In People of the City of St. Clair Shores v Dorr, unpublished per curiam opinion of the Court of Appeals, issued October 29, 2020 (Docket No 349910), the Michigan Court of Appeals ruled—in a highly fractured opinion—that “a person of ordinary intelligence would reasonably understand from [a zoning ordinance that requires a home business be ‘incidental’ to the use of the dwelling as a dwelling] that the business therefore cannot be coextensive with the primary use of the dwelling as a dwelling.” As such, the Court of Appeals held that the City’s zoning ordinance prohibited him from using his home for short-term rentals through Airbnb.
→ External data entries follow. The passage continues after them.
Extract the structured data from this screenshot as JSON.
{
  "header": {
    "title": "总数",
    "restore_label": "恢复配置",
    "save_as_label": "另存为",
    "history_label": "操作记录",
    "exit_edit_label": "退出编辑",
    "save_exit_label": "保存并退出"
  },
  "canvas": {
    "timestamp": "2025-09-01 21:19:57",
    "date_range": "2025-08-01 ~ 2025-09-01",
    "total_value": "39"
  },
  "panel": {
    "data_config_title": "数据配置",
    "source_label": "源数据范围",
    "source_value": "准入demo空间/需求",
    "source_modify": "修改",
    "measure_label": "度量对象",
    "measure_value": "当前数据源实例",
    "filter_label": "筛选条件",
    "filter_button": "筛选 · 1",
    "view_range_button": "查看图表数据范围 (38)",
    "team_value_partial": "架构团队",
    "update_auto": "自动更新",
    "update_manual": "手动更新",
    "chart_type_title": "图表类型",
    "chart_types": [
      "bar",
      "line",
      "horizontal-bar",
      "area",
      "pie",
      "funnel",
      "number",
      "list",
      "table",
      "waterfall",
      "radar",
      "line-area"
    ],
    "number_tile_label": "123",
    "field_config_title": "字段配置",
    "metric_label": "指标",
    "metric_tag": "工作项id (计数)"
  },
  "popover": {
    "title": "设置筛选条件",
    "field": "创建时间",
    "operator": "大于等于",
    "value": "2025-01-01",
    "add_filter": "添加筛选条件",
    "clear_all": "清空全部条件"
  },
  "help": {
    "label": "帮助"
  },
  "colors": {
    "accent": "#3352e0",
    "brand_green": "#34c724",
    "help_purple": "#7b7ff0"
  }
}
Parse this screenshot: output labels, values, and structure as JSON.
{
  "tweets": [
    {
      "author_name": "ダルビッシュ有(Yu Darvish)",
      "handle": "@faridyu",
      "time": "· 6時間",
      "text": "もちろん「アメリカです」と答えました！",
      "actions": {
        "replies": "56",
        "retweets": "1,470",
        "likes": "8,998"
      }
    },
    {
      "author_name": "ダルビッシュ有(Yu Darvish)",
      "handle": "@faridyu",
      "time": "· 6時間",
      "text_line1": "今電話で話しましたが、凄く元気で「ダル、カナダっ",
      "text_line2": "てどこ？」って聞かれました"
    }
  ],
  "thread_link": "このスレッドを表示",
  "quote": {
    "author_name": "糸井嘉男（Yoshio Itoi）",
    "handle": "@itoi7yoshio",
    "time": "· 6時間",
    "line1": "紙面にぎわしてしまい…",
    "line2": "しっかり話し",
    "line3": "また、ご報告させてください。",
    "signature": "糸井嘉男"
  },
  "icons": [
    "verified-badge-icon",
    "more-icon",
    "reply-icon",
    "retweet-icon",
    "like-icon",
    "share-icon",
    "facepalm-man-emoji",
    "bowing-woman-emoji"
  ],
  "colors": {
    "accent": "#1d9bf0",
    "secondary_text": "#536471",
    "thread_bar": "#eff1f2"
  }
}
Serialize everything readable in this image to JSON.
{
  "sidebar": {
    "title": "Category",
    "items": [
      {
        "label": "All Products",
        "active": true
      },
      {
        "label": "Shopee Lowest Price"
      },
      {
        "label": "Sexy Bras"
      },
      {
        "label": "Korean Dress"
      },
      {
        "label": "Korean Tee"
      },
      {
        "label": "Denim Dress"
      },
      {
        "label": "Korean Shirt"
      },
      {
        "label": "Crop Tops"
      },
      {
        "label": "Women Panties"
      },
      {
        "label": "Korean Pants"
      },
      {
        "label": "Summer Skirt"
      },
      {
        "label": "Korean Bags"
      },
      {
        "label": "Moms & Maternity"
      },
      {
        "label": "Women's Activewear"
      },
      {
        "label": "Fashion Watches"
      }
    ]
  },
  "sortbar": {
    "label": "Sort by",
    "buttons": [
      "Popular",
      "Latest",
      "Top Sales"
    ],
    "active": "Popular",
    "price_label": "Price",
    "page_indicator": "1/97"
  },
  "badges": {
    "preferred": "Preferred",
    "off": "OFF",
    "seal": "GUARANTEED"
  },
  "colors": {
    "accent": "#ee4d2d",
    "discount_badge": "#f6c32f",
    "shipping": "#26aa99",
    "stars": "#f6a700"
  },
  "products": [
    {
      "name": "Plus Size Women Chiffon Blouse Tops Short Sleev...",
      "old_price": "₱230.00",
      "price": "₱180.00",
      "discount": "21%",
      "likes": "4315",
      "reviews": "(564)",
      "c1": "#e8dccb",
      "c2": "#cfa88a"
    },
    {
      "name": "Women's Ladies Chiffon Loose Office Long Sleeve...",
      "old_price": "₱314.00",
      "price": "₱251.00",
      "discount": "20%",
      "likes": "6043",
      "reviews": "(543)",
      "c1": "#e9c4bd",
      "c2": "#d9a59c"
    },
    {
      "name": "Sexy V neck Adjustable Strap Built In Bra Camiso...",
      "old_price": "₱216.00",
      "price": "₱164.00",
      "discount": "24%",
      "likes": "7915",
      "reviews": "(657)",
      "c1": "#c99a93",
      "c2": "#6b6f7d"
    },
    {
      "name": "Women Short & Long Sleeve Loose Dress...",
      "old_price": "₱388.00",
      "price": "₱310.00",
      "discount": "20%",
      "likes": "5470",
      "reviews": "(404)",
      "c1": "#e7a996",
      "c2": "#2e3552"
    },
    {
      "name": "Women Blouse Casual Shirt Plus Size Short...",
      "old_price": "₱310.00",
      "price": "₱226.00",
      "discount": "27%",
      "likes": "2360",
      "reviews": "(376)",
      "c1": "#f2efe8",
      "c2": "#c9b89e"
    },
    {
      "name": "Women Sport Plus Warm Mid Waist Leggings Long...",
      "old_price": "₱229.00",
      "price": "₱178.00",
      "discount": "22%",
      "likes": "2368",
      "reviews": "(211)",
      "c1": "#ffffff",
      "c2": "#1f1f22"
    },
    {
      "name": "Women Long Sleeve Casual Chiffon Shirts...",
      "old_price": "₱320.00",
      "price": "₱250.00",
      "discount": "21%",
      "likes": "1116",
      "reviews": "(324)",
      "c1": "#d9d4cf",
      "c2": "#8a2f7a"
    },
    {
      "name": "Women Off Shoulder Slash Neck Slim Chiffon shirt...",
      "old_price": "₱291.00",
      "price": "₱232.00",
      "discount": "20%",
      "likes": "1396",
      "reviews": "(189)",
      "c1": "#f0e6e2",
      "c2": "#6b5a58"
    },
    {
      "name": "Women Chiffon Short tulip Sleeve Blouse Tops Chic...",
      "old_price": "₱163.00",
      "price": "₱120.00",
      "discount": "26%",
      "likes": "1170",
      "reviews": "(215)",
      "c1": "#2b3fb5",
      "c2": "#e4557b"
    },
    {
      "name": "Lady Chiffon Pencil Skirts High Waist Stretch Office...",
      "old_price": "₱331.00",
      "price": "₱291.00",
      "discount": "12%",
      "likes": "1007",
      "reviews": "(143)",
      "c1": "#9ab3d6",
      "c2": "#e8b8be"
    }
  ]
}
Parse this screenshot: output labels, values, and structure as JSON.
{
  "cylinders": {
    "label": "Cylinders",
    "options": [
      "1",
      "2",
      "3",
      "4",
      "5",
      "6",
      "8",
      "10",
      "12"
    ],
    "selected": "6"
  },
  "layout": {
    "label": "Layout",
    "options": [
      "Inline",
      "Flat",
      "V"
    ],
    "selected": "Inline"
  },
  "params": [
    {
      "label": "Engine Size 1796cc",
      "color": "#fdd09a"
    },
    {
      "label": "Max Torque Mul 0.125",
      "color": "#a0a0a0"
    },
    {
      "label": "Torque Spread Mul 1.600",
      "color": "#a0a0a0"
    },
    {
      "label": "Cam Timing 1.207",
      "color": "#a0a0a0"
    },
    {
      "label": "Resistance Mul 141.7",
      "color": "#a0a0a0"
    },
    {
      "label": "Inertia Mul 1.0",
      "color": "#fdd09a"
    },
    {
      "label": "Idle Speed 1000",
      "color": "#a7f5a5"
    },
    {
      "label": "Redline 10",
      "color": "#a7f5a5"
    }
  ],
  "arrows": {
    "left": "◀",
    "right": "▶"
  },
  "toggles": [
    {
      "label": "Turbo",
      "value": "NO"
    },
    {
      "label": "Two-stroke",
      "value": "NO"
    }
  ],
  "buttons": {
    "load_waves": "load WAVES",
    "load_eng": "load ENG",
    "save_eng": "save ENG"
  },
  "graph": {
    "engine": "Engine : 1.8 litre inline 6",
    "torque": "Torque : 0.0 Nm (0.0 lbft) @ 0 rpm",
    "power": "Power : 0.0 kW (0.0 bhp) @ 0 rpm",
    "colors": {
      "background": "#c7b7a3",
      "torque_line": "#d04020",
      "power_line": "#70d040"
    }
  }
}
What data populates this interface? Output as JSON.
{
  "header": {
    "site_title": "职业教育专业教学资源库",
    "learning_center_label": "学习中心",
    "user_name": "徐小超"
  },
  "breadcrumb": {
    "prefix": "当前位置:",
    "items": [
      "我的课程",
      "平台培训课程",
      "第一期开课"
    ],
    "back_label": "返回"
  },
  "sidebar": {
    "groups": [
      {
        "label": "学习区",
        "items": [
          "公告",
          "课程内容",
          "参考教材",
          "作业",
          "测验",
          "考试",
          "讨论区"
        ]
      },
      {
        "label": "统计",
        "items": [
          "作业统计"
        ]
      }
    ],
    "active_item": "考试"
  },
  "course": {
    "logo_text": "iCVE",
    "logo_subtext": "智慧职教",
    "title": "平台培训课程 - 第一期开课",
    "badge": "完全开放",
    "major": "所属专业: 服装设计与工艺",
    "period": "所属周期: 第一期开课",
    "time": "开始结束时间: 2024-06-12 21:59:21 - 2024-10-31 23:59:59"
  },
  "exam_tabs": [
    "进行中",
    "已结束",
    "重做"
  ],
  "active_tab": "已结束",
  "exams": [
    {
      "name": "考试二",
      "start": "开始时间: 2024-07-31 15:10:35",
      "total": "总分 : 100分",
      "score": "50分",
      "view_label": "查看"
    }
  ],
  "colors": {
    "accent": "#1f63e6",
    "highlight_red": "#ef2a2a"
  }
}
The Coronavirus and the State of Emergency
On March 10, 2020, the Michigan Department of Health and Human Services identified the first two presumptive cases of coronavirus, also known as COVID-19, in the State of Michigan. On March 16, 2020 Governor Whitmer signed Executive Order 2020-9 which closed restaurants, bars, cigar lounges, movie theaters, casinos, libraries, and gyms from the public. On March 23, 2020, Governor Whitmer signed Executive Order 2020-21 which imposed a temporary stay-at-home order for non-essential matters, which was later extended and expanded through Executive Orders 2020-42, 2020-59, 2020-70, 2020-77, and 2020-92, and is currently in effect for the majority of the State through at least May 28, 2020.
The full economic impact of COVID-19 and its related “stay at home” orders cannot be measured right now. Anecdotal evidence suggests that widespread delinquencies and defaults have begun. Condominium and homeowner associations are not immune and can rightly expect negative consequences. As homeowners struggle with job disruptions and loss of income, the likelihood of delay or default in payment of assessments becomes a stark reality. And the association’s ability to collect past due assessments is substantially affected by unpaid property taxes, by delinquent mortgages having priority over assessments and by homeowner bankruptcies. This environment poses unique challenges for associations to continue services uninterrupted, especially when vendors and employees expect timely payment. Read more
At some point in their lives, most adults have signed a lease agreement, whether it be the leasing of an automobile, an apartment on campus while attending college or renting a home. Since most of these leases are standard forms offered on a “take it or leave it” basis by the lessor or landlord, negotiating the base rent and term of the lease is typically the main and only focus for the lessee.